“Her work is scientifically developed. She spent years experimenting and working with a team of scientists to create truly iridescent paint that changes color and disappears and reappears depending on the light,” Adams said. “The color changes as you move around the work, creating this interactive, iridescent painting that’s one of a kind.”

Through her time in Lord’s lab and working on the exhibit, Master’s student Sierra Weir wanted to raise awareness for this convergence of the arts and sciences that the exhibit is attempting to cultivate, specifically in the way people learn.

“We haven’t really talked about the scientific aspects of art or how beautiful science can be,” Weir said. “Utilizing the science that we are doing and its natural beauty, we can raise awareness for science through a different form of education that’s engaging and really gets people involved beyond the aesthetics.”

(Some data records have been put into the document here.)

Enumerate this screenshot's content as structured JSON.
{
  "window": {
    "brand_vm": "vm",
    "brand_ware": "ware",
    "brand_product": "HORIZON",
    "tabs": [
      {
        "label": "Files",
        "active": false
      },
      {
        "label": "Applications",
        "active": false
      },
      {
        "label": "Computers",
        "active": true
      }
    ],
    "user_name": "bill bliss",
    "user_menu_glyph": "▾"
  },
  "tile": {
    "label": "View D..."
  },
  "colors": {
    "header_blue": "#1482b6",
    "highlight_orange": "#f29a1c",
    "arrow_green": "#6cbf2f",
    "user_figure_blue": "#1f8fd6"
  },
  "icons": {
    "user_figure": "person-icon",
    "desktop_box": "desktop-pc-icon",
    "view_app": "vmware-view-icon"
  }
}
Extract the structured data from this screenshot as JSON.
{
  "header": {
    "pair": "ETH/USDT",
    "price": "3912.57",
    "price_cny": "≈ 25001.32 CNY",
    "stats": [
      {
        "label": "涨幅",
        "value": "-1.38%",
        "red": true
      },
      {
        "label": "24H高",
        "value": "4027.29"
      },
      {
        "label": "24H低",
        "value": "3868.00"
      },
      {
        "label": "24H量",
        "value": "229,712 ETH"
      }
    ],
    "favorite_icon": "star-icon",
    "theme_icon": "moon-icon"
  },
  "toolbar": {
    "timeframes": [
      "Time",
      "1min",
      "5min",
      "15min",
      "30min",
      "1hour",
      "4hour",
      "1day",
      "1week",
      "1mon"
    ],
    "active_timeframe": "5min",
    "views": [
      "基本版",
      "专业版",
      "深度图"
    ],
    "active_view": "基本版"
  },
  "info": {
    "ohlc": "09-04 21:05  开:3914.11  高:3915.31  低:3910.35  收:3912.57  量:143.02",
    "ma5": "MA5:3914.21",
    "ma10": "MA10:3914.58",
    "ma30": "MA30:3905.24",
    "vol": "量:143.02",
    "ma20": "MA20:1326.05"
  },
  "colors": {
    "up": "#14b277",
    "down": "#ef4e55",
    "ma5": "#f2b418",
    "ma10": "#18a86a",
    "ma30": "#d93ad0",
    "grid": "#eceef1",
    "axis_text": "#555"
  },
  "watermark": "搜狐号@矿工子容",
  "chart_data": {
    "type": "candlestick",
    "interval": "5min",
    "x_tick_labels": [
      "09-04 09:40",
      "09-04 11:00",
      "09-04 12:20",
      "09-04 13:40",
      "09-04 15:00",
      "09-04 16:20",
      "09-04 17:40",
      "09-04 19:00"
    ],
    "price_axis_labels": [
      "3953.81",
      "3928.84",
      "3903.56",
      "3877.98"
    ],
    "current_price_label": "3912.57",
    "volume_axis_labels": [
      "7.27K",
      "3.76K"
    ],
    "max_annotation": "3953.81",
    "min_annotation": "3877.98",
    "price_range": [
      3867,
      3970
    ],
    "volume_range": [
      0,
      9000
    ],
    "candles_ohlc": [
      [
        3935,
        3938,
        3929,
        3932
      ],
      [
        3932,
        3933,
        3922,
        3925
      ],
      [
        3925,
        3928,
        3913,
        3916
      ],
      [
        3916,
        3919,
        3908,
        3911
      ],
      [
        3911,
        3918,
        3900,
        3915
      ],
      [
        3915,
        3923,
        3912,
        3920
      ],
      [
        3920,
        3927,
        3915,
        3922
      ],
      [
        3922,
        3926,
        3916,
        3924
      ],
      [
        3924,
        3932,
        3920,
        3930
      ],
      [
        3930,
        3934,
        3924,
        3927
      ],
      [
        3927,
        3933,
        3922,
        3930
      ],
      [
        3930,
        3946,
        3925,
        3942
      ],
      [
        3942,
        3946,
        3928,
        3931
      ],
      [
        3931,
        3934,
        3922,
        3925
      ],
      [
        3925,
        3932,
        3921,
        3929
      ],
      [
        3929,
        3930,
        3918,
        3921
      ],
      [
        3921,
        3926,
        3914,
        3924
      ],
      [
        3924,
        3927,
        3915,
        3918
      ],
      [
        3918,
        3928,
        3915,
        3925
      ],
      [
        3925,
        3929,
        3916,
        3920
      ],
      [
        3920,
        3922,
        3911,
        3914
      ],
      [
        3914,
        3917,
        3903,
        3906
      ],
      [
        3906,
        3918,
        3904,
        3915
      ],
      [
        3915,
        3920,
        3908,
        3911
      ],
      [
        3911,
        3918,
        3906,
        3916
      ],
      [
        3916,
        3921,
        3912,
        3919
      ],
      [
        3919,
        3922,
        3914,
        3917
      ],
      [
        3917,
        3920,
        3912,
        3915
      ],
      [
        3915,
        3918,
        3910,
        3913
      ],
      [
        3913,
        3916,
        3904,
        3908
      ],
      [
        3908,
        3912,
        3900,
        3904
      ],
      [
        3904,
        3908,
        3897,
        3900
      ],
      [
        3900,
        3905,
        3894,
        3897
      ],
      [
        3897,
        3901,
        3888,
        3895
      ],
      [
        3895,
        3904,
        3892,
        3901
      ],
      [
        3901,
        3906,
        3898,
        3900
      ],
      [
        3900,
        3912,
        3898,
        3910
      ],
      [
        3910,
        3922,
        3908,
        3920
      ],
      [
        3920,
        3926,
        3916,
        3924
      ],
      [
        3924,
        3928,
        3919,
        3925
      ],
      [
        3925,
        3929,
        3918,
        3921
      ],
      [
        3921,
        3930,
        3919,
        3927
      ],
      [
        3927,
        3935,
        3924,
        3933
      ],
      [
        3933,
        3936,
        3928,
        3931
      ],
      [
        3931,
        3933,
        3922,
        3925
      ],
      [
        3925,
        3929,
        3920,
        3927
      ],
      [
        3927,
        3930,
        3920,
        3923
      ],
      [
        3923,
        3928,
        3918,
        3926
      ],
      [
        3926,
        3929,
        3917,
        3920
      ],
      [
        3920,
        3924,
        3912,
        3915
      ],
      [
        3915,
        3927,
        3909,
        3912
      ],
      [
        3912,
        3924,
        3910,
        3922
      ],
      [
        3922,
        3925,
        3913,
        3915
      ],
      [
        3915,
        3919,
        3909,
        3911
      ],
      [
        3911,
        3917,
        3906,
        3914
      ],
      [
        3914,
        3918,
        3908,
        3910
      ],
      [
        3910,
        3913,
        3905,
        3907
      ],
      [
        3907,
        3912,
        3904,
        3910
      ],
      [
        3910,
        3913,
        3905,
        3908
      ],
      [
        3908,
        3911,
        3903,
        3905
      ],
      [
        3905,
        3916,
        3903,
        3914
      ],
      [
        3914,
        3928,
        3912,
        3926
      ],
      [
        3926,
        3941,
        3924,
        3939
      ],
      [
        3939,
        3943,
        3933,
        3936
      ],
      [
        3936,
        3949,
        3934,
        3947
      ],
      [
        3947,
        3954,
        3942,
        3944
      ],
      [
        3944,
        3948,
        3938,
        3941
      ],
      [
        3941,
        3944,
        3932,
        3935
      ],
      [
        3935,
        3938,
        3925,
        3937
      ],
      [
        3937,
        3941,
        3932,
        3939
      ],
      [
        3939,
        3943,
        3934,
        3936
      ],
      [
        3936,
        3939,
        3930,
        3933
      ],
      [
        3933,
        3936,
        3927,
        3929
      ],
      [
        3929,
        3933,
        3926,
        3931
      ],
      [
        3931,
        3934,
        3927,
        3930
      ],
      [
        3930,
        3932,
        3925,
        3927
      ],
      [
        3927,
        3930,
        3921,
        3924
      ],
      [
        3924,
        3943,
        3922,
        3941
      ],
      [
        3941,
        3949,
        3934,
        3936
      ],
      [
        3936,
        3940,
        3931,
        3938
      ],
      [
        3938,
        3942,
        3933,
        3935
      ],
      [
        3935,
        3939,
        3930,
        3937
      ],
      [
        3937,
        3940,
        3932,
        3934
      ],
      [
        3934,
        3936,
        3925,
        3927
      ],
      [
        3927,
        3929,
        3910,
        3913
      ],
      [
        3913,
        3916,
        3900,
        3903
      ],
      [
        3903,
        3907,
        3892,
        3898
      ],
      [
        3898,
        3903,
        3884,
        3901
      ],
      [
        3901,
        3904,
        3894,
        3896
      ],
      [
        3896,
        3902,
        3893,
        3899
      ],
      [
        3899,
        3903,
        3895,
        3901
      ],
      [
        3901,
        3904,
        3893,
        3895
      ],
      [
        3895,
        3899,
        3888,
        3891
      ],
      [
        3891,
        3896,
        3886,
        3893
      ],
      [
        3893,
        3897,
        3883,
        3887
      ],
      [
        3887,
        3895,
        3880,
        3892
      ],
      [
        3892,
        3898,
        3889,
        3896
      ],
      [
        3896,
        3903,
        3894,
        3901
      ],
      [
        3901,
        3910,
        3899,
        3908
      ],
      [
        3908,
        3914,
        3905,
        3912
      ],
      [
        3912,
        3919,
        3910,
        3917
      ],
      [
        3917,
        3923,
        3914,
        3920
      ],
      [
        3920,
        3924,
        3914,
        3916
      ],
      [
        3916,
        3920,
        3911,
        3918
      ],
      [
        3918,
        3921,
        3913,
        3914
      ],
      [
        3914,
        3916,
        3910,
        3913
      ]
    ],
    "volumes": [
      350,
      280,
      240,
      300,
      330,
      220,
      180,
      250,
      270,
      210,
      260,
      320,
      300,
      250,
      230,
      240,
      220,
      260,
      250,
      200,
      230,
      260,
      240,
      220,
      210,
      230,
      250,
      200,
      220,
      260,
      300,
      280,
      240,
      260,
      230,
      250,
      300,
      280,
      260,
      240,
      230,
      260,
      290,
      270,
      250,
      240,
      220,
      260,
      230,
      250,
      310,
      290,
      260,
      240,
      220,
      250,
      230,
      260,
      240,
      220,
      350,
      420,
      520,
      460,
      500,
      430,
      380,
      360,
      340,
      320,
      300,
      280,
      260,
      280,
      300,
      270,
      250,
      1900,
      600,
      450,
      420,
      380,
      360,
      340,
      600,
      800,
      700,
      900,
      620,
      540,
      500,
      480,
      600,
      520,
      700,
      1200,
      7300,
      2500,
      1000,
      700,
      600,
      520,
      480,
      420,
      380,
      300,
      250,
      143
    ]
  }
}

The exhibit has also allowed both museum visitors and the contributors to look at the world through a new lens, divorced from the pigmented world, Chow said.

“It raises a lot of questions about how these colors are produced and why they’re there and who they’re for. Us as humans are unintended receivers,” Chow said. “The very first time a lot of these people see this, they encounter this curiosity of ‘I want to know more about this.’ For a lot of people, this is the first time they are able to ask these questions and look further in.”

Lord said wanted to emphasize the beauty found within the intersection of art and science with the exhibit, despite starting off studying a “less desirable organism” like beetles.

“What is not lost on, that is often lost on many people that are not in science, is that nature does have this profound beauty,” Lord said.

Load comments